Using Nitrogen Gas to Prevent Corrosion Of Fire Sprinklers in Parking Structures
By Ken Jones
Multistory parking structures are required to be protected by fire
For heated parking structures in southern states where temperatures within the garage stay above freezing, the sprinkler system of choice will be a “wet” type. In this, the sprinkler piping is continuously pressurized with water at 70 to 100 psig. When a sprinkler head opens due to elevated temperature, water is discharged to control the fire.
In unheated parking structures in most states and in Canada where temperatures within the garage can be expected to fall below freezing, the sprinkler system of choice will be a “dry” type. In this, the sprinkler piping is pressurized, not with water since this could freeze, but typically with compressed air at 20 to 40 psig supplied by a small compressor.
With the dry system, the heat from a fire will open a sprinkler head in the same way as in a wet system, but then for the first few seconds, air within the piping vents and the reduction in pressure allow the main water valve to open, thus flooding the piping with pressurized water, which is discharged at the open sprinkler head onto the fire.
In both systems, the most common choice of sprinkler piping material is plain “black” steel. More expensive internally galvanized steel pipe also is used for dry systems.
Failure caused by corrosion is not often a major problem in wet systems and will not be addressed below. Surprisingly, dry systems are much more prone to internal corrosion, which can cause leakage within –two to five years. As it turns out (explained below), upgrading to galvanized steel pipe to prolong the life of the piping often results in leakage in even less time!
Why do dry systems corrode and how can this be addressed?
Let’s look at the environment within a dry pipe system. The first point to note is that the environment within the pipe is not, in fact, “dry.”
National Fire Protection Association (NFPA) codes and standards require that, at commissioning, the piping is pressure-tested with water up to 175 psig. It’s infeasible to completely drain and dry the complex matrix of piping that forms a sprinkler system. Also, when compressed air is fed into the piping to maintain pressure, it’s saturated with water vapor.
What’s called microbial-induced corrosion (MIC) has, until recently, taken most of the blame for the high failure rates in dry systems. This form of corrosion is created in localized areas as a result of the action of certain microbes that thrive under the moist static conditions found within the piping.

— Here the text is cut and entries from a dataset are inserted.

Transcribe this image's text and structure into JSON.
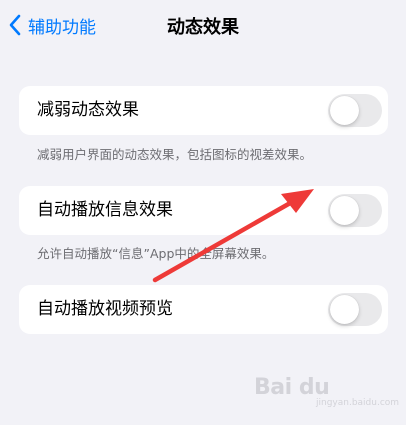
{
  "nav": {
    "back_label": "辅助功能",
    "title": "动态效果"
  },
  "settings": [
    {
      "label": "减弱动态效果",
      "toggle_on": false,
      "footnote": "减弱用户界面的动态效果，包括图标的视差效果。"
    },
    {
      "label": "自动播放信息效果",
      "toggle_on": false,
      "footnote": "允许自动播放“信息”App中的全屏幕效果。"
    },
    {
      "label": "自动播放视频预览",
      "toggle_on": false,
      "footnote": ""
    }
  ],
  "annotation": {
    "arrow_color": "#ee3a38"
  },
  "watermark": {
    "logo": "Bai du",
    "sub": "jingyan.baidu.com"
  },
  "colors": {
    "background": "#f2f2f7",
    "accent": "#007aff",
    "toggle_off": "#e9e9eb"
  }
}
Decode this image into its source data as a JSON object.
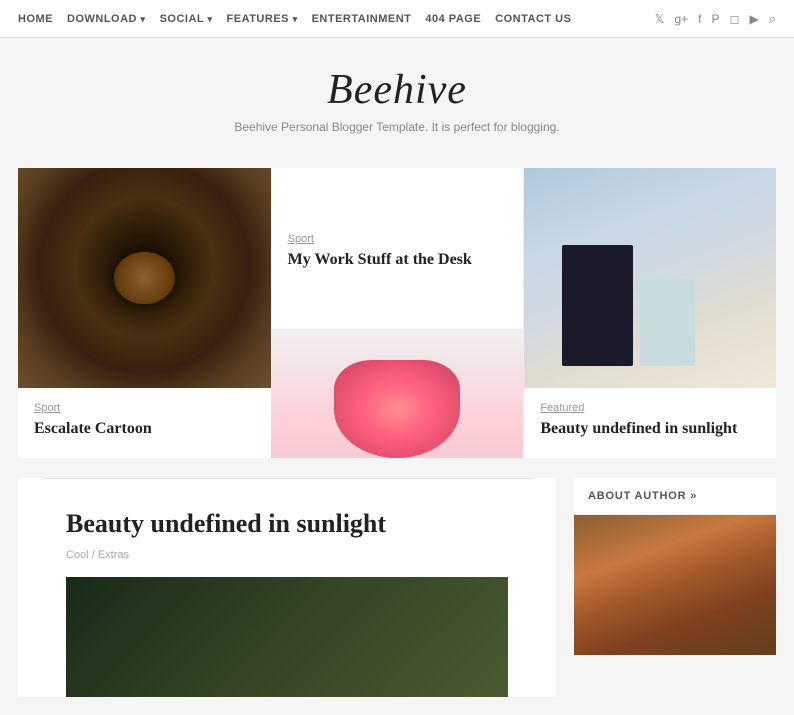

This is now no longer believed to be the case. Although about 10% of the failures may be attributable to MIC, the main cause is corrosion of the steel by water and oxygen in the compressed air. This is similar to the orange-colored “rusting” that you might expect to see on steel tools left outside in the rain.
In the case of galvanized steel, where low points are always wet, the zinc coating gradually dissolves, causing a deposit of material that then covers the flooded surface. Locations where the steel substrate is exposed under the deposit can then experience accelerated corrosion due to a phenomenon known as an oxygen concentration cell, resulting in localized pinhole corrosion appearing as if the pipe wall has been drilled.
The solution is straightforward and environmentally friendly. Instead of using air containing 21% oxygen, compressed nitrogen gas with a lower oxygen concentration can be used. “Oxygen-free” is ideal, but 1% oxygen is better than 2%, and much better than 5% because the corrosion rate is proportional.
Once oxygen is 1% or less, any residual water is no longer corrosive, and the piping should last the life of the structure.
Photos accompanying this article show piping after seven years in 99% nitrogen (1% oxygen) produced by a Holtec nitrogen generator. Complete evaluation and testing by a major corrosion testing laboratory confirmed that internal corrosion in the sample was negligible.
Pure nitrogen gas has always been available in cylinders, but cost and safety concerns have limited its use. Holtec pioneered the use of on-site generated nitrogen for this application, using specially designed equipment.
The company’s family of generators produces 99% nitrogen, and includes patent-pending pressure-cycling technology to purge the sprinkler piping of residual oxygen before corrosion can set in. This technique even removes oxygen from the remote sections of the many closed-end branches in the typical sprinkler system.
A photo of a fully assembled skid-mounted unit also is shown here.
For more information, contact Ken Jones, an Officer and
Partner of Holtec Gas Systems, at holtecllc.com.
Article Abstract from January, 2014